> **SOURCE DATA**
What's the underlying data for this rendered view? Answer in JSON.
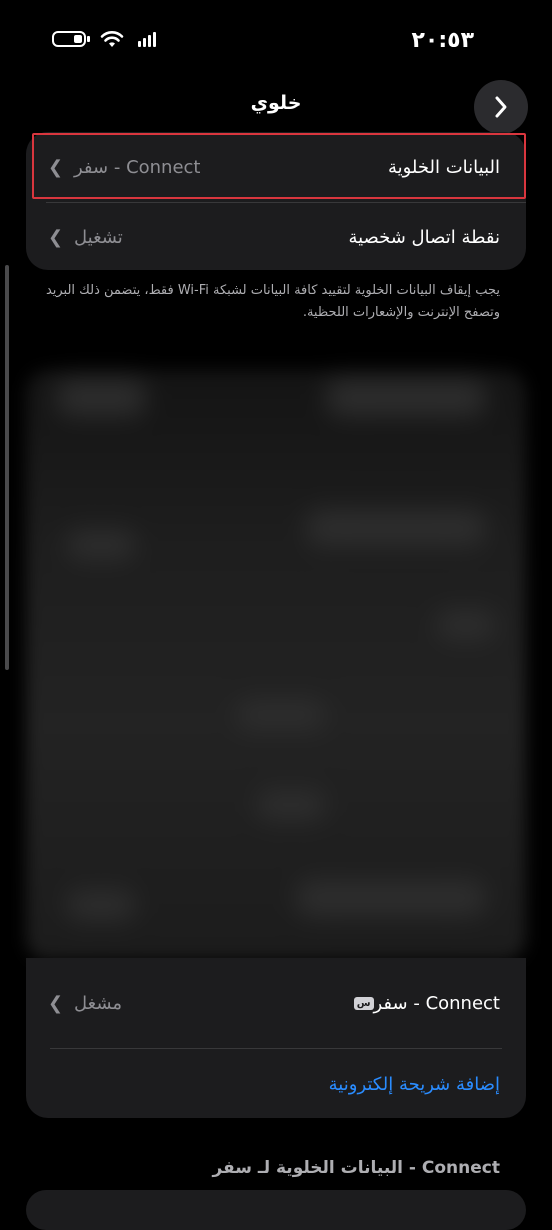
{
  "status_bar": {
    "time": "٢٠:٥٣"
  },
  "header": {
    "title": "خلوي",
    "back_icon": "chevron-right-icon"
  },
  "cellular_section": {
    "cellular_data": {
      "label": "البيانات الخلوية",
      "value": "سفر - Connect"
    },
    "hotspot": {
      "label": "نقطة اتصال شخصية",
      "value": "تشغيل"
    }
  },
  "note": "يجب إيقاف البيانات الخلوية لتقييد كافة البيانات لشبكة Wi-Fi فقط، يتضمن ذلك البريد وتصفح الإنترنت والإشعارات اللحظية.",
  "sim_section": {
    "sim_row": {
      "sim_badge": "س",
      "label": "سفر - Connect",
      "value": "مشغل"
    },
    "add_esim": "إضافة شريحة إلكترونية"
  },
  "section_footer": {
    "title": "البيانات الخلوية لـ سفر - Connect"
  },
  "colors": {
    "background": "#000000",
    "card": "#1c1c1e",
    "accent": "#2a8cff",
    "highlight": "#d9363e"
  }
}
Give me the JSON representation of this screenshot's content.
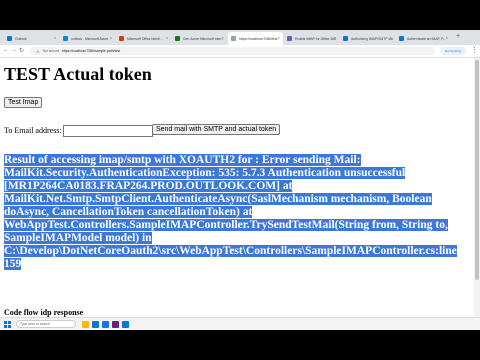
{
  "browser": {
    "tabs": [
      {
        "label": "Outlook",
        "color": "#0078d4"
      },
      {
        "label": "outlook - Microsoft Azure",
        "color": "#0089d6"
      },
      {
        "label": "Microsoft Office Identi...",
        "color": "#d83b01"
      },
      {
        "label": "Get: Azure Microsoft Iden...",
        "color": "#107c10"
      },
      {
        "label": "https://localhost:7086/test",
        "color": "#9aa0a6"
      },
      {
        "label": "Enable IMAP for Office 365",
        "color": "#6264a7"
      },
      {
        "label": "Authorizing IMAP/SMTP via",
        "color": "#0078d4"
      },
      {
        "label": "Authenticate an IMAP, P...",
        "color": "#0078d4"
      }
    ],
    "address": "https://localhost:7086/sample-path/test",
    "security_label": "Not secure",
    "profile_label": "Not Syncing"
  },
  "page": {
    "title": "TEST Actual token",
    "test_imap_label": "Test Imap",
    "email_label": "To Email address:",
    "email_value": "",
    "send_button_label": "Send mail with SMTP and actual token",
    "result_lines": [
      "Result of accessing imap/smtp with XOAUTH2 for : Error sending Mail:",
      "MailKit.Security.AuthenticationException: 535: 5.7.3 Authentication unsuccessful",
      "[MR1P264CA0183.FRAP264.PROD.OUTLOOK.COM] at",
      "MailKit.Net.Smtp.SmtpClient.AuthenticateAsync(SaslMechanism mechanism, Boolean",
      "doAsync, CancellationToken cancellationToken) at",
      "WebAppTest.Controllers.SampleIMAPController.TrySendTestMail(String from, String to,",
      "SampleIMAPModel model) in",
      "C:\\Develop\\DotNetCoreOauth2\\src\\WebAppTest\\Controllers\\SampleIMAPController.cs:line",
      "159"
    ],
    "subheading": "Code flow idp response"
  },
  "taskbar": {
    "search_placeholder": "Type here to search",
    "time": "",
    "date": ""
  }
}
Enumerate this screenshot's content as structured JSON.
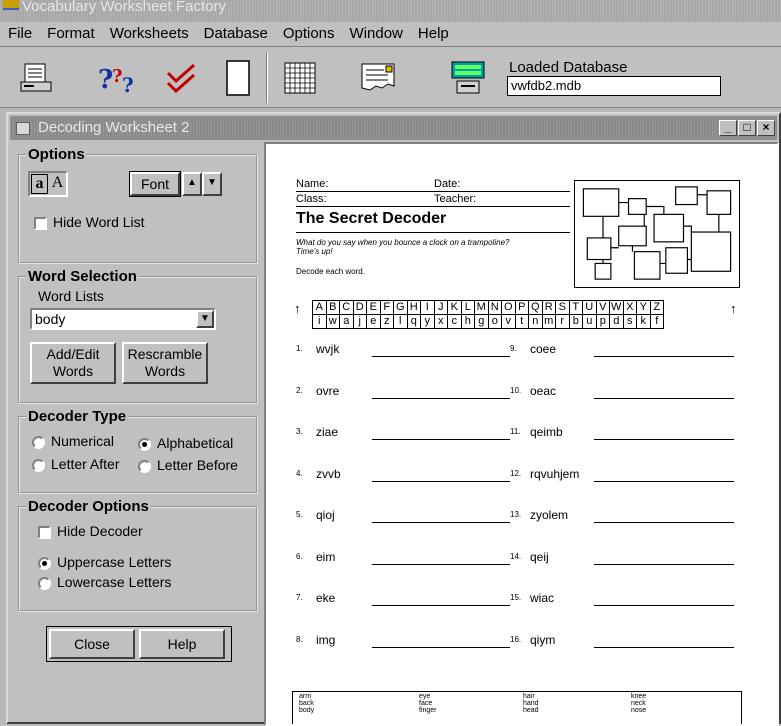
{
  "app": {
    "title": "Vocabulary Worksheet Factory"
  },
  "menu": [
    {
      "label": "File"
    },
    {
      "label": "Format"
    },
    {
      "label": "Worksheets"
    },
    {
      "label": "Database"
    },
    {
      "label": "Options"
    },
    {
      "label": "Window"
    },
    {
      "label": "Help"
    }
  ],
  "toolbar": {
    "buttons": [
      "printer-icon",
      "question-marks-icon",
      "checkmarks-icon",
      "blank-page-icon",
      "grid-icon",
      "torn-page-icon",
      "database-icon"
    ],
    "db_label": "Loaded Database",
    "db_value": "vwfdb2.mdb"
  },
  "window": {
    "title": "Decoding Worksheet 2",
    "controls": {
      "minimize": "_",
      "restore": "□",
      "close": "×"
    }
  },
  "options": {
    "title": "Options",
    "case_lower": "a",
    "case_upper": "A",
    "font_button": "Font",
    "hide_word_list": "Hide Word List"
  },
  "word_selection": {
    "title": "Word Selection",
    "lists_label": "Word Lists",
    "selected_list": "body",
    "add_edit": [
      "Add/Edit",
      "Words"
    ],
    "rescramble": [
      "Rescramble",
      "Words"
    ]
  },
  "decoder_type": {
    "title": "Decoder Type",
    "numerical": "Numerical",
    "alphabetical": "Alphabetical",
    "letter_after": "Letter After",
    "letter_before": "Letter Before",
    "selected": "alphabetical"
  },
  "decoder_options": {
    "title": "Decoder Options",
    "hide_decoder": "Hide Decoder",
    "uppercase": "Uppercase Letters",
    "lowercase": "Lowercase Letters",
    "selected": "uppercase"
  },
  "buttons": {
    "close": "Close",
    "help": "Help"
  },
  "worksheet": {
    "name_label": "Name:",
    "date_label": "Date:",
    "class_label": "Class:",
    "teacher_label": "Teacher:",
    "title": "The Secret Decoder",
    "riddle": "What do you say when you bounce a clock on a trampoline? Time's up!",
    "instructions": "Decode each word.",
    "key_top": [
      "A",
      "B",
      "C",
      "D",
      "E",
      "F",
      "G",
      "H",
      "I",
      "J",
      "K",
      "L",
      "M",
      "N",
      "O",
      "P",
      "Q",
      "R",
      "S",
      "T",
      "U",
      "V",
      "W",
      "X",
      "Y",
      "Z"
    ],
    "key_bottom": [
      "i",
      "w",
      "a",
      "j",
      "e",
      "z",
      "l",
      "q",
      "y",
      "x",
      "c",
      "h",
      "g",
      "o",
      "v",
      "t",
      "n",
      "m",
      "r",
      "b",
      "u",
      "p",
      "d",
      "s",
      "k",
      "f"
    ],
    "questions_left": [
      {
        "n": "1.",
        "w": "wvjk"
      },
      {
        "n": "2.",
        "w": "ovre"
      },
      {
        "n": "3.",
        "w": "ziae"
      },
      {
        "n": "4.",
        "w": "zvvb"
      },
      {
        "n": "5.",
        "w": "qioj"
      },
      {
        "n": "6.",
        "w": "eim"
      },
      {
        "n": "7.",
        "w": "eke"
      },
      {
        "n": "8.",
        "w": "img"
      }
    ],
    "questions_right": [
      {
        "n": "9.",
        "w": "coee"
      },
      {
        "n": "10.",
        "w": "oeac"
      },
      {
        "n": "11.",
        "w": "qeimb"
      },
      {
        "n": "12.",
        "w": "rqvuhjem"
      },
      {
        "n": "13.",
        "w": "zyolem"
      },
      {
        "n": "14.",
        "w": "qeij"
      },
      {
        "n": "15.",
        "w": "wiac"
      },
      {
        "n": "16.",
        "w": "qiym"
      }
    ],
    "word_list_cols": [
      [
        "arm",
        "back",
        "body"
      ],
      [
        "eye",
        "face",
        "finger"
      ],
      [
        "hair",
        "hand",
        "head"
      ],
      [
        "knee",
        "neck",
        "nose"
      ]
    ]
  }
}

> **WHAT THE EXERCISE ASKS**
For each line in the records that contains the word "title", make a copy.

> **EXERCISE ANSWER**
    "title": "خلوي",
    "title": "البيانات الخلوية لـ سفر - Connect"
    "title": "TEST Actual token",
    "title": "Vocabulary Worksheet Factory"
    "title": "Decoding Worksheet 2",
    "title": "Options",
    "title": "Word Selection",
    "title": "Decoder Type",
    "title": "Decoder Options",
    "title": "The Secret Decoder",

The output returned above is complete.